The Bank has built a learning infrastructure to ensure availability of skilled andempowered workforce. The Learning Maps aligned to the overall development plan ofemployees are designed to facilitate learning process across all levels through a blendedlearning approach of classroom programmes, external programmes, certification programmesas well as e-learning modules. The Bank also creates alternate talent pipelines byentering into arrangements with Training and Education Institutes and continues tomaintain a strong employer brand in the financial services sector especially on thecampuses of the premier business schools of the country. Apart from having a strongpresence in the talent market, the Bank also believes in maintaining a strong imageinternally by keeping its workforce engaged at all levels.

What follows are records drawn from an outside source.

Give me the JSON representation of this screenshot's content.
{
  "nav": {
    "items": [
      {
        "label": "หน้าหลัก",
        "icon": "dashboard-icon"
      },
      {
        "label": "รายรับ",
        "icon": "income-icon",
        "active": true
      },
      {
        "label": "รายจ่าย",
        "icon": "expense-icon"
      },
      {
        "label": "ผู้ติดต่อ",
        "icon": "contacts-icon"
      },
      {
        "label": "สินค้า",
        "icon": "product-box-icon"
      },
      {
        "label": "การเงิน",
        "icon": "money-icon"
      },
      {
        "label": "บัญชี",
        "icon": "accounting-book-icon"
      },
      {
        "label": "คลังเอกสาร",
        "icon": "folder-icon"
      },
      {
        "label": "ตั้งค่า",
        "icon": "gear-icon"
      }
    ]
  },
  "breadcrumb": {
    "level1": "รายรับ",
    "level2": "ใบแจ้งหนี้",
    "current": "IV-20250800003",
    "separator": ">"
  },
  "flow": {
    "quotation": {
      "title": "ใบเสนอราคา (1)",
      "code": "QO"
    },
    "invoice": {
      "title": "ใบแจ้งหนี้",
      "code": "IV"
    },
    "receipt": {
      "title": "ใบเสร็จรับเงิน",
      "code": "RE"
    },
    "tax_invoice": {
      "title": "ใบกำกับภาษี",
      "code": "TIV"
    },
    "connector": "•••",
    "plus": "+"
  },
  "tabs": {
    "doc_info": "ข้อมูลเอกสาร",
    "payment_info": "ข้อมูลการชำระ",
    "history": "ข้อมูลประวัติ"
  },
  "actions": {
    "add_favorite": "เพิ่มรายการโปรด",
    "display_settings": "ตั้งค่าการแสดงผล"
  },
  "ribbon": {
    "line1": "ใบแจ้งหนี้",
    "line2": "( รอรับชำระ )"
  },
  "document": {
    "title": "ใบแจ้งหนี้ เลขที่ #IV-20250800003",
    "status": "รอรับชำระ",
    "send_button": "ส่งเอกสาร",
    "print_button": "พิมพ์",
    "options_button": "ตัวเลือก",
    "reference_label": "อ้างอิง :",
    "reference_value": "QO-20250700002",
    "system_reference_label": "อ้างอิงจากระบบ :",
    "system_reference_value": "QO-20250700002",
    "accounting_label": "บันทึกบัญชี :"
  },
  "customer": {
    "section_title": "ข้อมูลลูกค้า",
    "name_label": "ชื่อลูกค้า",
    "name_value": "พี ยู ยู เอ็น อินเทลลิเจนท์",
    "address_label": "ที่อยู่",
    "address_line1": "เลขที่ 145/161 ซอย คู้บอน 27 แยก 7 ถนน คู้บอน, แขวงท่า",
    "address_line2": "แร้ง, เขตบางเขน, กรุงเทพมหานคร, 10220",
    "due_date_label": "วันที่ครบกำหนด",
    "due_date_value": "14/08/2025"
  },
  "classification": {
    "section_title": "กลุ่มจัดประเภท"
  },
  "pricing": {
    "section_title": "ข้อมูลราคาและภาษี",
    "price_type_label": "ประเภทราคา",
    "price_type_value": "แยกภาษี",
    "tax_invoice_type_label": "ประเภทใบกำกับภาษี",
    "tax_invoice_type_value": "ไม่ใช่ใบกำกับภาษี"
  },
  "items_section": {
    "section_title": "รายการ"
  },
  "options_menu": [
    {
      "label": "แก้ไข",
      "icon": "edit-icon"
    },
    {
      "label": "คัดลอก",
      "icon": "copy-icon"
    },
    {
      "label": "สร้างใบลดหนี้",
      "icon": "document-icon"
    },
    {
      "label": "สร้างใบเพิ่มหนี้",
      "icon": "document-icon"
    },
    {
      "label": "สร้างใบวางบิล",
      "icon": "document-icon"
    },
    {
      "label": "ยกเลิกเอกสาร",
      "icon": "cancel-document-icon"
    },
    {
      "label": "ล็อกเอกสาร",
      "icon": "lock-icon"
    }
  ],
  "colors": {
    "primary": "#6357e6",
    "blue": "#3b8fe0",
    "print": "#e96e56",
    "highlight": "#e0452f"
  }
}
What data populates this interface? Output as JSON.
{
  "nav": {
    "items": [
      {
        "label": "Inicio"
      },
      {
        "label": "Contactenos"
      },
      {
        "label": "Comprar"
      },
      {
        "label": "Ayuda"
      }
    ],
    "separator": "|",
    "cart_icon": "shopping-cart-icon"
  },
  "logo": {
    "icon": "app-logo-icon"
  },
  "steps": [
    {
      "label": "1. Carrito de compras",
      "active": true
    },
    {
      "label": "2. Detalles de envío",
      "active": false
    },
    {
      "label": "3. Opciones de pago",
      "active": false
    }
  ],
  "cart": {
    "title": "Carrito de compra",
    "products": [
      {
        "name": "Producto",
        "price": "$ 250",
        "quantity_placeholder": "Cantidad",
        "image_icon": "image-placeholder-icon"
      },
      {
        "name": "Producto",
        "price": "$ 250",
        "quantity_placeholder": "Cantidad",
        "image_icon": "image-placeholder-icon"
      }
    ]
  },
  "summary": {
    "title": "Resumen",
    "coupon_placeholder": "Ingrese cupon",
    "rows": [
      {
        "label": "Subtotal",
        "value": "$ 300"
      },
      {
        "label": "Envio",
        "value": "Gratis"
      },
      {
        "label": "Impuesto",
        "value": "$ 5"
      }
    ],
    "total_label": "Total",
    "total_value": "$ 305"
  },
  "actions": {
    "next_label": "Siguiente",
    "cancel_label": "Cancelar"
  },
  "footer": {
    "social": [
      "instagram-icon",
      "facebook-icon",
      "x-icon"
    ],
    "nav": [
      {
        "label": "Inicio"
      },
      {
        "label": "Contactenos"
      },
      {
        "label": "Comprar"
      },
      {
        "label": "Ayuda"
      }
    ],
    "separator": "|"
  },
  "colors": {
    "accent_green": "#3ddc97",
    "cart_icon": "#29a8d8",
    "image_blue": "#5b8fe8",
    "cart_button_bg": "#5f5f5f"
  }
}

To inculcate and live its motto of 'One Bank, One Axis' and foster a spirit ofconnectedness, the Bank hosts several employee engagement programmes and channels toconnect its thinly-spread employee population across a widely dispersed geographicalnetwork. Through these platforms, employees can share their unique
experiences, facilitate best practice sharing, cast their opinion and feedback aboutthe Bank's products and services. The Bank also offers avenues for several employee healthand wellness initiatives throughout our network.
The Bank has been conducting its annual Employee Engagement Study to capture, analyseand draw action plans to enhance the engagement quotient. A third-party framework,benchmarked as one of the best, is used for administering and analysing the results of thestudy, with focus on measuring and improving employee engagement quotient. Taking concretesteps based on the study findings helps in building a stronger and more engaged workforce.
The Bank seeks regular feedback from employees on the policies and practices to ensurethat it is in consonance with employee empowerment. Incidentally, the focus areas for theBank's performance management system are Ownership, Continuous Process and Humane Touch,which are driven by strengthening the culture of performance feedback (both formal andinformal). In addition to performance, the personal development plan of an employeeincludes a feedback on behavioural competencies for growth.
Axis Leadership Practices (ALPs) are defined for employees at different levels of thehierarchy to promote desired behaviour and to facilitate an objective assessment. The ALPsform a framework for all the people processes in the Bank. These are an integral part ofprocesses like Talent Acquisition, Performance Management System, Promotion, TalentAppreciation, Leadership Development and Feedback. The Bank has partnered with the best inclass leadership trainers of the country to provide key position holders and unit headsthe fundamentals of managing self and team leadership though a series of 'InspiredLeadership' workshops. The Bank has also launched an in-house multi-rater feedback tool'ALP Compass', based on the Axis Leadership Practices.
The strength of the workforce was 37,901 at the end of the year as compared to 31,738last year. A young workforce with an average age of 29 years and the Bank's policy ofbeing an equal opportunity employer continues to significantly contribute towardsemergence of the Axis Bank brand. The Bank inspires everyone to excel and contribute to,irrespective of gender, race or age, and this echoes in all HR initiatives undertaken. TheBank is also a socially responsible employer. Apart from housing its own NGO 'Axis BankFoundation', the Bank has partnered with Teach for India for promoting the noble objectiveof providing education to underprivileged children.
The Bank continues to strive towards realisation of its vision of being the preferredfinancial service provider excelling in customer delivery through insight, empoweredemployees and smart use of technology.